it's timeless. it never lets me down. it doesn't inhibit my art, but rather heightens it.
but what i love most is that it's complicated, and that scares people.
digital photography is easy to pick up and learn. it's easy to pick up a digital camera, learn its tricks, maybe throw it into manual mode, and then edit photos in photoshop. in our day, that passes as being a "professional."
with film, you don't have that luxury. many of the old cameras I've collected over the years have no pdf manual uploaded anywhere, and as a young artist, i had to clean, rebuild, and learn each camera's unique ways of shooting, alone.
i love that about film. it takes stamina and patience.
i began my artistic journey on film, but sadly, fell trap to adopt a "hybrid model" of shooting both film and digital. i found that brides were in a hurry on their big day and didn't want to sit down and plan lighting and location and how to properly document their day on film, because it seemed inconvenient, and they had way too much planned for any photographer to document, let alone a film photographer.

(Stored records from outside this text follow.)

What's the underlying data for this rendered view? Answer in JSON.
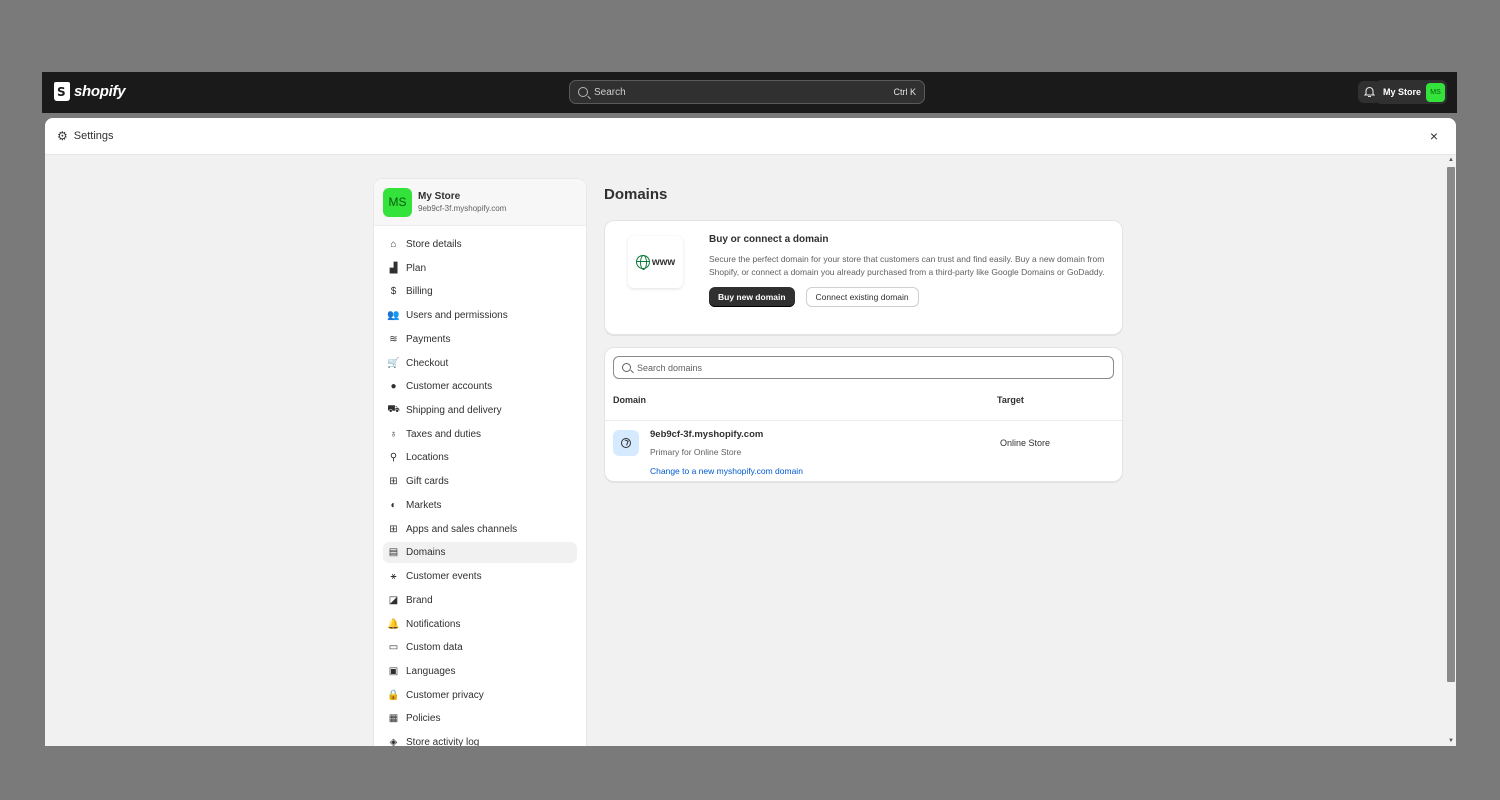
{
  "topbar": {
    "logo": "shopify",
    "search_placeholder": "Search",
    "search_shortcut": "Ctrl K",
    "store_button": "My Store",
    "store_initials": "MS"
  },
  "window": {
    "title": "Settings",
    "close": "×"
  },
  "sidebar": {
    "store_name": "My Store",
    "store_initials": "MS",
    "store_url": "9eb9cf-3f.myshopify.com",
    "items": [
      {
        "label": "Store details",
        "icon": "store-icon",
        "glyph": "⌂"
      },
      {
        "label": "Plan",
        "icon": "plan-icon",
        "glyph": "▟"
      },
      {
        "label": "Billing",
        "icon": "billing-icon",
        "glyph": "$"
      },
      {
        "label": "Users and permissions",
        "icon": "users-icon",
        "glyph": "👥"
      },
      {
        "label": "Payments",
        "icon": "payments-icon",
        "glyph": "≋"
      },
      {
        "label": "Checkout",
        "icon": "cart-icon",
        "glyph": "🛒"
      },
      {
        "label": "Customer accounts",
        "icon": "person-icon",
        "glyph": "●"
      },
      {
        "label": "Shipping and delivery",
        "icon": "truck-icon",
        "glyph": "⛟"
      },
      {
        "label": "Taxes and duties",
        "icon": "tax-icon",
        "glyph": "♁"
      },
      {
        "label": "Locations",
        "icon": "location-icon",
        "glyph": "⚲"
      },
      {
        "label": "Gift cards",
        "icon": "gift-icon",
        "glyph": "⊞"
      },
      {
        "label": "Markets",
        "icon": "globe-icon",
        "glyph": "◐"
      },
      {
        "label": "Apps and sales channels",
        "icon": "apps-icon",
        "glyph": "⊞"
      },
      {
        "label": "Domains",
        "icon": "domains-icon",
        "glyph": "▤"
      },
      {
        "label": "Customer events",
        "icon": "cursor-icon",
        "glyph": "⚹"
      },
      {
        "label": "Brand",
        "icon": "brand-icon",
        "glyph": "◪"
      },
      {
        "label": "Notifications",
        "icon": "bell-icon",
        "glyph": "🔔"
      },
      {
        "label": "Custom data",
        "icon": "data-icon",
        "glyph": "▭"
      },
      {
        "label": "Languages",
        "icon": "language-icon",
        "glyph": "▣"
      },
      {
        "label": "Customer privacy",
        "icon": "lock-icon",
        "glyph": "🔒"
      },
      {
        "label": "Policies",
        "icon": "policies-icon",
        "glyph": "▦"
      },
      {
        "label": "Store activity log",
        "icon": "activity-icon",
        "glyph": "◈"
      }
    ],
    "active_index": 13
  },
  "main": {
    "title": "Domains",
    "promo": {
      "image_text": "www",
      "heading": "Buy or connect a domain",
      "body": "Secure the perfect domain for your store that customers can trust and find easily. Buy a new domain from Shopify, or connect a domain you already purchased from a third-party like Google Domains or GoDaddy.",
      "primary_button": "Buy new domain",
      "secondary_button": "Connect existing domain"
    },
    "domains": {
      "search_placeholder": "Search domains",
      "col_domain": "Domain",
      "col_target": "Target",
      "rows": [
        {
          "name": "9eb9cf-3f.myshopify.com",
          "sub": "Primary for Online Store",
          "link": "Change to a new myshopify.com domain",
          "target": "Online Store"
        }
      ]
    }
  },
  "colors": {
    "topbar": "#1a1a1a",
    "avatar": "#33e23a",
    "link": "#005bd3",
    "primary_button": "#303030"
  }
}
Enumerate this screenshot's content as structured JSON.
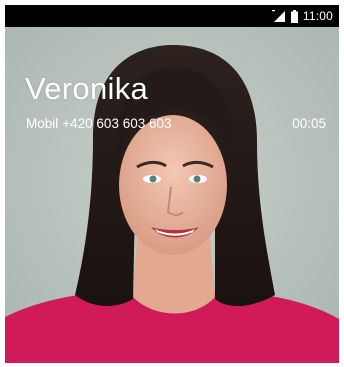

so i found myself shooting film when it was convenient for me, and digital the rest of the time.
that meant that these brides weren't really taking into consideration that my depiction of their day could either be a work of art, or just grocery list of the day's events. after a few weddings, and feeling very dissatisfied with my work, i knew that shoots and weddings could be documented better by:
--finding clients who were willing to sit down & plan out breathtaking moments because they actually cared,
--& changing how i did my photography.
film is so hearty, and raw, and like i said, timeless. it's stood the test of time because it is, in and of itself, high art. it's all about mirrors and mechanics and beautiful lighting, rather than photoshop, digital reproductions, and jpegs. it's EASY to be a digital photographer. a digital photographer is the antithesis of an artist who knows and understands the background of photography, and respects the old, tried and true ways.
i sold all of my digital gear in 2017 and vowed to never pick it up again. if i was called to be an artist, then i wanted to do it right, and do it well. i wanted to stand out from the crowd, not be another digital photographer who edits their photos with film presets, or only shoots 10% film when it works out for her.
because, who wants an artist to work for them who never gives their all? who just wants the lazy, easy way out? I've worked hard to build the beautiful business i have, and continue to build it by urging clients to understand my way of seeing the world through film, and how it can elevate their big day, whether that be a wedding, a maternity shoot, or an intimate family home session with a newborn.